Just enter in your email below to download your free Diabetes Meal Plan.

By clicking Submit, you agree to send your info to BattleDiabetes.com who, in addition to 3rd party partners, may contact you with updates, products and information and we agree to use it according to our privacy policy and terms and conditions.

More Articles

More Articles

Scientists have discovered that a single gene forms a common link between type 2 diabetes and...

Natural supplements like cinnamon extract and apple cider vinegar could hold the key to lowering blood sugar levels, according to a recent...

Natural supplements like cinnamon extract and apple cider vinegar could hold the key to lowering blood sugar levels, according to a recent...

Could a person's risk for type 2 diabetes be written in their genes?

According to a study recently published in ...
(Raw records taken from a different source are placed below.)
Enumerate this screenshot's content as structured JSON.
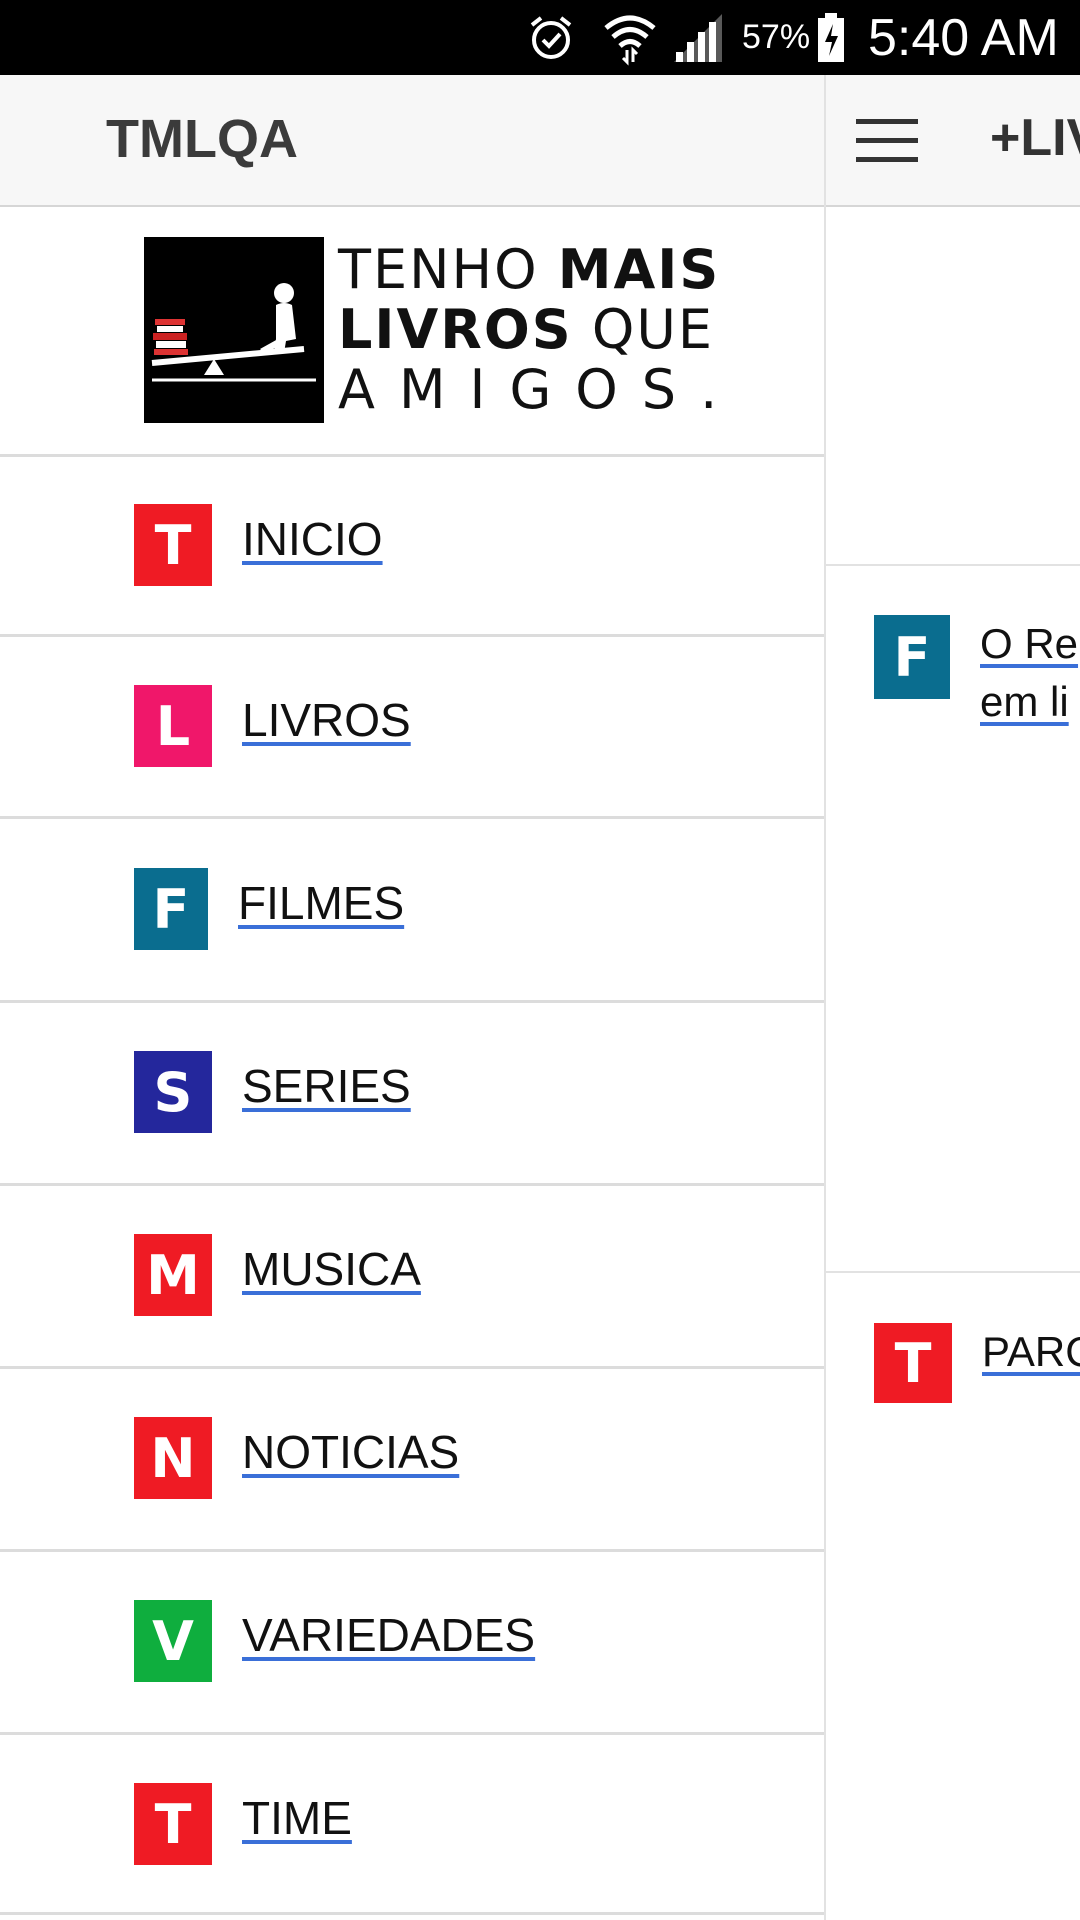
{
  "status_bar": {
    "battery_percent": "57%",
    "time": "5:40 AM",
    "icons": [
      "alarm-icon",
      "wifi-icon",
      "signal-icon",
      "battery-icon"
    ]
  },
  "drawer": {
    "title": "TMLQA",
    "logo": {
      "line1_a": "TENHO",
      "line1_b": "MAIS",
      "line2_a": "LIVROS",
      "line2_b": "QUE",
      "line3": "AMIGOS."
    },
    "items": [
      {
        "letter": "T",
        "label": "INICIO",
        "color": "#ef1b24"
      },
      {
        "letter": "L",
        "label": "LIVROS",
        "color": "#f0176a"
      },
      {
        "letter": "F",
        "label": "FILMES",
        "color": "#0a6d8f"
      },
      {
        "letter": "S",
        "label": "SERIES",
        "color": "#24279c"
      },
      {
        "letter": "M",
        "label": "MUSICA",
        "color": "#ef1b24"
      },
      {
        "letter": "N",
        "label": "NOTICIAS",
        "color": "#ef1b24"
      },
      {
        "letter": "V",
        "label": "VARIEDADES",
        "color": "#0fae3e"
      },
      {
        "letter": "T",
        "label": "TIME",
        "color": "#ef1b24"
      }
    ]
  },
  "main": {
    "title": "+LIV",
    "posts": [
      {
        "letter": "F",
        "line1": "O Re",
        "line2": "em li",
        "color": "#0a6d8f"
      },
      {
        "letter": "T",
        "line1": "PARC",
        "color": "#ef1b24"
      }
    ]
  }
}
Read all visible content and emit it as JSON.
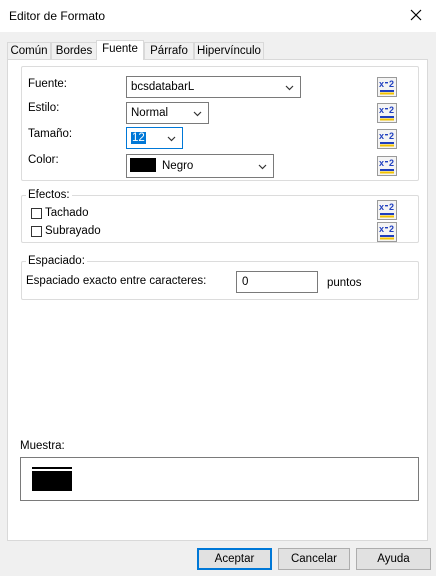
{
  "window": {
    "title": "Editor de Formato"
  },
  "tabs": [
    {
      "label": "Común"
    },
    {
      "label": "Bordes"
    },
    {
      "label": "Fuente"
    },
    {
      "label": "Párrafo"
    },
    {
      "label": "Hipervínculo"
    }
  ],
  "font_group": {
    "font_label": "Fuente:",
    "font_value": "bcsdatabarL",
    "style_label": "Estilo:",
    "style_value": "Normal",
    "size_label": "Tamaño:",
    "size_value": "12",
    "color_label": "Color:",
    "color_value": "Negro",
    "color_swatch": "#000000"
  },
  "effects": {
    "legend": "Efectos:",
    "strikethrough": "Tachado",
    "underline": "Subrayado"
  },
  "spacing": {
    "legend": "Espaciado:",
    "label": "Espaciado exacto entre caracteres:",
    "value": "0",
    "unit": "puntos"
  },
  "preview": {
    "label": "Muestra:"
  },
  "buttons": {
    "ok": "Aceptar",
    "cancel": "Cancelar",
    "help": "Ayuda"
  },
  "icons": {
    "formula_button": "x-2-formula-icon",
    "chevron": "chevron-down-icon",
    "close": "close-icon"
  },
  "colors": {
    "accent": "#0078d7",
    "formula_blue": "#1f3fbf",
    "formula_yellow": "#f2c200"
  }
}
Women who frequently shift around their sleeping hours could have worse metabolic health outcomes than their peers who stick with a...

The presence of the hormone leptin may hinder prenatal development, which could explain the origin of type 2 diabetes, according to...

An analysis of fossilized Native American feces shows that our ancestors ate up to sixteen times the fiber that we do today, but our...

Managing diabetes is hugely challenging for people of any age, but a new study suggests that young people may suffer all the more....

Disruptions to the gut’s ecosystem could be a future symptom facing young children who take antibiotics, which makes them more susceptible...

Breastfeeding a newborn holds many benefits for mommy and baby; it reduces the baby's risk for colds and viruses, it helps his bones (and yours)...

Fans of the Dexcom G5 Mobile have something to smile about.

At yesterday's hearing with the U.S. Food and Drug...

If you start your day with a cup of tea and end it with a glass of red wine, your blood sugar may thank you.

At least that...

As medical experts continue to debate whether or not "healthy obesity" can even exist, one new study suggests that risk for heart disease...

For years, type 1 diabetics have been anxiously waiting for that medical marvel that can stop the constant injections: the artificial...

“Low-fat” has been the battle cry of the health-conscious for over ‌‌‌‌‌‌‌‌‌‌‌...